If a line of the data below holds the word "JSON", list it.
#####
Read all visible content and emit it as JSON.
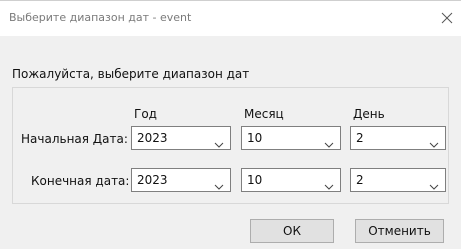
{
  "window": {
    "title": "Выберите диапазон дат - event"
  },
  "heading": "Пожалуйста, выберите диапазон дат",
  "columns": {
    "year": "Год",
    "month": "Месяц",
    "day": "День"
  },
  "rows": [
    {
      "label": "Начальная Дата:",
      "year": "2023",
      "month": "10",
      "day": "2"
    },
    {
      "label": "Конечная дата:",
      "year": "2023",
      "month": "10",
      "day": "2"
    }
  ],
  "buttons": {
    "ok": "ОК",
    "cancel": "Отменить"
  },
  "icons": {
    "close": "close-icon",
    "dropdown": "chevron-down-icon"
  }
}
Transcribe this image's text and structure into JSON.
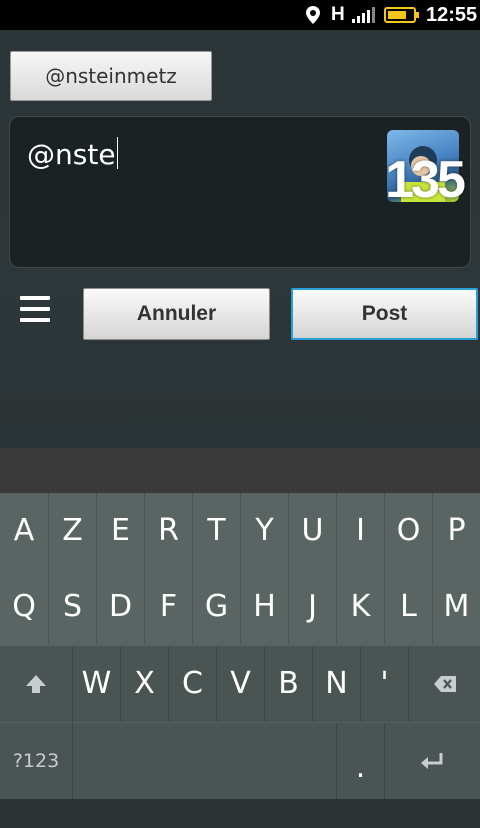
{
  "status_bar": {
    "network": "H",
    "time": "12:55",
    "icons": [
      "location-icon",
      "signal-icon",
      "battery-icon"
    ],
    "battery_color": "#f5c518"
  },
  "compose": {
    "mention_chip": "@nsteinmetz",
    "text": "@nste",
    "remaining_count": "135"
  },
  "actions": {
    "cancel_label": "Annuler",
    "post_label": "Post",
    "post_border_color": "#28a0d6"
  },
  "keyboard": {
    "row1": [
      "A",
      "Z",
      "E",
      "R",
      "T",
      "Y",
      "U",
      "I",
      "O",
      "P"
    ],
    "row2": [
      "Q",
      "S",
      "D",
      "F",
      "G",
      "H",
      "J",
      "K",
      "L",
      "M"
    ],
    "row3": [
      "W",
      "X",
      "C",
      "V",
      "B",
      "N",
      "'"
    ],
    "symbols_label": "?123",
    "period": "."
  }
}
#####
* SOLUTION TO THIS EXERCISE *
Read all visible content and emit it as JSON.
Transcribe this image's text and structure into JSON.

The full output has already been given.